The Blue Garou (Detective ‘Cadillac’ Holland Mystery Series Book 1)
The investigation ultimately turns up Federal investigations into a rap music label and a cache of missing firearms, a dog fighting ring, the blackmailing of a famous actress, and exposes far more things about Cadillac's background than William Avery, NOPD’s Chief of Detectives, ever wanted to know when he assigned the Detective to find a solution to the case which would “reach a conclusion in line with everyone’s perception of justice”.
The mystery involving Cadillac's father's death (The nickname is clever and appropriate) as well as the investigation of a hip hop mogul's murder open a can of worms in after-Katrina New Orleans.
The plot is ingenious and the characters are comfortable within their crafted skin. Occasionally, books in the genre offer an absurd explanation to the mystery and a good book ends laughable. The Blue Garou is the opposite. You don't feel pressed into believing nonsense. I could trust the characters to do exactly as the author imagined they would; their personalities are a perfect match to their behavior.
The high purpose to me was the importance given to a dog which kills a man. Shooting the creature is discussed, but it stays alive. If you want my cynical understanding, Taz, a pit bull, killed a convicted fellon, and it interferes with the generous decision which starts a comprehensive investigative effort. In the end, Cadillac proves the pit bull a victim of maltreatment and illegal exploitation.
I am content the ending gives everyone what it should. Good to the good and bad to the bad.
I choose to believe good triumphs over evil. If you like the same, the Blue Garou is a 5 star book for you.
We learn that New Orleans “is far less of a place to live than it is a way to live. It’s history and culture creep into your soul like a kudzu vine.”
Like New Orleans, protagonist Cooter Holland also creeps into the reader’s mind. Cooter lives above a New Orleans bistro that he owns with his close friend, Chef Tony. As the story unfolds we learn that Cooter served with the Green Berets in the Middle East and was involved with secret ops. After his service, Cooter returned to NOLA to investigate his father’s mysterious death during hurricane Katrina. Cooter is a jaded, dark, but brave and talented man.

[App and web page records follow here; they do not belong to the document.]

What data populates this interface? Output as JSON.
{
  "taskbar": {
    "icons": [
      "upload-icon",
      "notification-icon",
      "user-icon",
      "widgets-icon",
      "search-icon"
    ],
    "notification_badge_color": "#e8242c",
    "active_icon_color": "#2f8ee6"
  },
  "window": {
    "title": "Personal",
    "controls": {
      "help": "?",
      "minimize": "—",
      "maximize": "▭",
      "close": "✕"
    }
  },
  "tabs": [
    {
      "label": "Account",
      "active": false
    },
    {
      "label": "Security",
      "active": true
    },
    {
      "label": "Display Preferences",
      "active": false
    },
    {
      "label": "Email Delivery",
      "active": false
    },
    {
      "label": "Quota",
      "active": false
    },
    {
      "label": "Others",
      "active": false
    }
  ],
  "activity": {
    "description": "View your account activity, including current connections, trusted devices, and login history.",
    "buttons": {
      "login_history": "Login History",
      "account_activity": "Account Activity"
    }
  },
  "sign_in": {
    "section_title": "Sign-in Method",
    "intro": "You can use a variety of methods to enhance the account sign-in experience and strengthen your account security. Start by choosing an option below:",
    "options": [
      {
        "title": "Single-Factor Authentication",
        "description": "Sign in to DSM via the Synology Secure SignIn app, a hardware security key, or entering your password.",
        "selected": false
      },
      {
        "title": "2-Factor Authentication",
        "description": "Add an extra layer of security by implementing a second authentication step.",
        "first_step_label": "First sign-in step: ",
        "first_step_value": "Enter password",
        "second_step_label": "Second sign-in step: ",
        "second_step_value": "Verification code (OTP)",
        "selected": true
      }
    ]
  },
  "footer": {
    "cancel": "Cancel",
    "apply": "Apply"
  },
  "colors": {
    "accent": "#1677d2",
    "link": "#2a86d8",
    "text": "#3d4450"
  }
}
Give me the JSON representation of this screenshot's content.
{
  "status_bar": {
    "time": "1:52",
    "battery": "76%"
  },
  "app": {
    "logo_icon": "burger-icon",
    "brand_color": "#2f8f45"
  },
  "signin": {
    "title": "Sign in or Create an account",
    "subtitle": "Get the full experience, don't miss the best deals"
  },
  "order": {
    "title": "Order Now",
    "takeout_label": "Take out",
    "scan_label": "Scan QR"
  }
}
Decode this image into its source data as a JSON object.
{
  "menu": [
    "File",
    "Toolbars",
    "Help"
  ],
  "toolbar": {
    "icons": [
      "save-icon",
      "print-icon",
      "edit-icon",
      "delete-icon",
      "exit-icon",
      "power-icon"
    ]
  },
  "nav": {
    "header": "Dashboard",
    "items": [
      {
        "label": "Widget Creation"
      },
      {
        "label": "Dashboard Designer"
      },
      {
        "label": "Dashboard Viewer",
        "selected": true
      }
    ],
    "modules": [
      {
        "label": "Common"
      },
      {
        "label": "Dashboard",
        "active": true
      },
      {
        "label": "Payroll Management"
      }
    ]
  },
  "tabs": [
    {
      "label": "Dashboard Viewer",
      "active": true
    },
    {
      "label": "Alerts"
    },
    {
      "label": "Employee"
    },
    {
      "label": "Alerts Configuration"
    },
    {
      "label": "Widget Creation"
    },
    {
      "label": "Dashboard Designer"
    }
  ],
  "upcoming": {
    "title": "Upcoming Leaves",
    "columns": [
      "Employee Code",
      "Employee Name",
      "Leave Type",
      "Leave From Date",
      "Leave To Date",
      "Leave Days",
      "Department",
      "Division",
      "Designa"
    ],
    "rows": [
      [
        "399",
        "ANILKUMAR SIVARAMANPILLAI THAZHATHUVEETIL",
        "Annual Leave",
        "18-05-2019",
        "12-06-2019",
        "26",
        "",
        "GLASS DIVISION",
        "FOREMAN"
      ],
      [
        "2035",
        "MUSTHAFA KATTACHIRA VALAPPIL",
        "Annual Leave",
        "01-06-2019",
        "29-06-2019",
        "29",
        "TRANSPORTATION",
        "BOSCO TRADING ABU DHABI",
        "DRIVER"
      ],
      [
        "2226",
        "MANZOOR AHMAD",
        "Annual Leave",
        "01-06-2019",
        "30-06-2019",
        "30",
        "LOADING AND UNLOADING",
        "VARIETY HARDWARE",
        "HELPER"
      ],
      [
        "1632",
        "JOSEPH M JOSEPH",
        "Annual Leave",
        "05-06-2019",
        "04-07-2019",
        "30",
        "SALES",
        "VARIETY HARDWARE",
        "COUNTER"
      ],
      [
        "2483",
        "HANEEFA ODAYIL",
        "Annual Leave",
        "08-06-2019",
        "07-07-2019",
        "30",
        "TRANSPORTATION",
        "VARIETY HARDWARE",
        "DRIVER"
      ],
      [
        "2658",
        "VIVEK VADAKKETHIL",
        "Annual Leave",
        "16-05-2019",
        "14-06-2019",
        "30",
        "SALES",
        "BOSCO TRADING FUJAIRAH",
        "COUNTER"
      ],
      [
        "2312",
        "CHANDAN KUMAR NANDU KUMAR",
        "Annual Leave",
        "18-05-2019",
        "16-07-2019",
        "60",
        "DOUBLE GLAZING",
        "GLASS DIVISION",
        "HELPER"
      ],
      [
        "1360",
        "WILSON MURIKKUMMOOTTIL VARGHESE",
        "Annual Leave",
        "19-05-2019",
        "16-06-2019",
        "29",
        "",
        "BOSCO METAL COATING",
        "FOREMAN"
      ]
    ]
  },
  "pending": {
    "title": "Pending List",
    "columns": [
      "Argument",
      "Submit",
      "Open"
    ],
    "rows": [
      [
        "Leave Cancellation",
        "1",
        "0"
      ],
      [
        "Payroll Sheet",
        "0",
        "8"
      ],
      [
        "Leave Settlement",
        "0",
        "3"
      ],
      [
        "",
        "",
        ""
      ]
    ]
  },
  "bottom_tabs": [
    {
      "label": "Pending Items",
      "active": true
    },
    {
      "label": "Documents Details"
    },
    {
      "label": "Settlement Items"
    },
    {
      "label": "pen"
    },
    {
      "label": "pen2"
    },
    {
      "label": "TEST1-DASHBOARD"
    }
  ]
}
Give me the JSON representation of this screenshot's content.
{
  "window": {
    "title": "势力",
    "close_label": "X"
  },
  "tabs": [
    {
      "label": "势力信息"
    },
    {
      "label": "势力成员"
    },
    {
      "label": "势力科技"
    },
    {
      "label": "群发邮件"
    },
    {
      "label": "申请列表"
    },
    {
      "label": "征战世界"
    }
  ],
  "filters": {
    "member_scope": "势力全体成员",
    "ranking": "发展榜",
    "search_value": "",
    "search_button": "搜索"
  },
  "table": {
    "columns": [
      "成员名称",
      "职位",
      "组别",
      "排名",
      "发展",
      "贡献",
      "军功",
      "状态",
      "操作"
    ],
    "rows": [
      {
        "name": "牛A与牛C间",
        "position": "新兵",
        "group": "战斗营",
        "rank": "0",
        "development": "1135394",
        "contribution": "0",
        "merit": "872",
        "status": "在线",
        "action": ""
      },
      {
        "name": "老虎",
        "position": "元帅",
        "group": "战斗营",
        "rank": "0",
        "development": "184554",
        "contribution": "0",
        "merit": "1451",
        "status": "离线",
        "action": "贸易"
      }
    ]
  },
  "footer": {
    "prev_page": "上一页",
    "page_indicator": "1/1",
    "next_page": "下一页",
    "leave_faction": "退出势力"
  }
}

Cooter or “Cadillac” is a State Trooper and he also has an informal relationship with the city police. He witnesses a horrible crime and gets drawn into the gritty side of New Orleans. It appears that a pit bull is the murder weapon. Cooter heads the investigation, basically on his own, and we get to accompany Cooter as he meets a variety of characters and suspects- some beautiful, some unsavory.
Cooter unravels the mystery of the pit bull and the blue garou, as well as mystery of his father’s disappearance in a way that makes sense after many suspenseful twists and turns. The writing is clear and the story is fast-paced. Cooter Holland is a multi-faceted character, the flawed and lonely hardened detective. His sister Tulip is an appealing counter-foil.
Author Hiller shows us that there are many flawed parts of New Orleans. While hurricane Katrina was responsible for much of the destruction, the raw lifestyle of the city is also hard on the residents’ souls. I was intrigued by this book. I would have preferred more action and less talk, but there is plenty of tactical excitement that will thrill most fans of detective crime novels.